Marcus grew up on a farm in Illinois and received his undergraduate degree at the University of Illinois at Urbana Champaign.
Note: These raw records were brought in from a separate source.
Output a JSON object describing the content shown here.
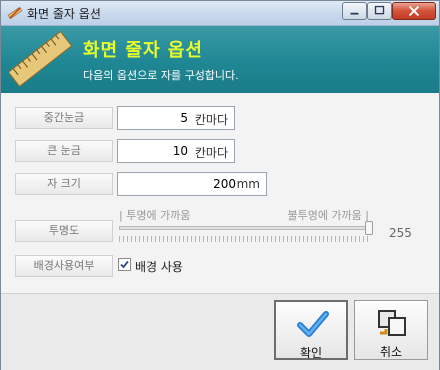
{
  "window": {
    "title": "화면 줄자 옵션"
  },
  "header": {
    "title": "화면 줄자 옵션",
    "subtitle": "다음의 옵션으로 자를 구성합니다."
  },
  "fields": {
    "middle_tick": {
      "label": "중간눈금",
      "value": "5",
      "unit": "칸마다"
    },
    "large_tick": {
      "label": "큰 눈금",
      "value": "10",
      "unit": "칸마다"
    },
    "ruler_size": {
      "label": "자 크기",
      "value": "200",
      "unit": "mm"
    },
    "transparency": {
      "label": "투명도",
      "left_label": "| 투명에 가까움",
      "right_label": "불투명에 가까움 |",
      "value": "255",
      "level": 1.0
    },
    "background": {
      "label": "배경사용여부",
      "checkbox_label": "배경 사용",
      "checked": true
    }
  },
  "buttons": {
    "ok": "확인",
    "cancel": "취소"
  },
  "icons": {
    "app": "ruler-pencil-icon",
    "header": "ruler-icon",
    "ok": "checkmark-icon",
    "cancel": "cancel-icon"
  },
  "colors": {
    "header_bg": "#1f8793",
    "header_title": "#e8ff2a",
    "check_blue": "#2b7fd6"
  }
}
Marcus lives in Durham with his wife, Erin Bristow, an RN at Duke Regional’s Emergency Department, their two year old daughter, Emilia, and, soon, their second daughter, who will arrive in later January 2016. Their family enjoys hiking, cooking, and weekly trips to the Durham Farmer’s Market.

Department of Orthopaedic Surgery Welcomes Derek Clewley, PT, DPT

Derek Clewley Family Picture

The Department of Orthopaedic Surgery would like to welcome Derek Clewley, PT, DPT as a faculty member within the Doctor of Physical Therapy division.  Derek grew up in Montana and lived in Atlanta for the past 10 years.  He completed graduate school training at the University of Montana, followed by a fellowship in manual therapy, and is a PhD candidate at Rocky Mountain University of Health Professions in Utah.  Derek’s research interests include manual physical therapy and chronic pain management.   He has significant experience in program development and management including prior role as residency and fellowship director at BenchMark Rehab Partners.  His wife, a chemical engineer, along with their two children Gavin (5 years) and Amelia (3 years) have enjoyed the transition to North Carolina.  Outside of work, he enjoys training for half and full marathons, being outside, and attempting to burn off excess energy with his children.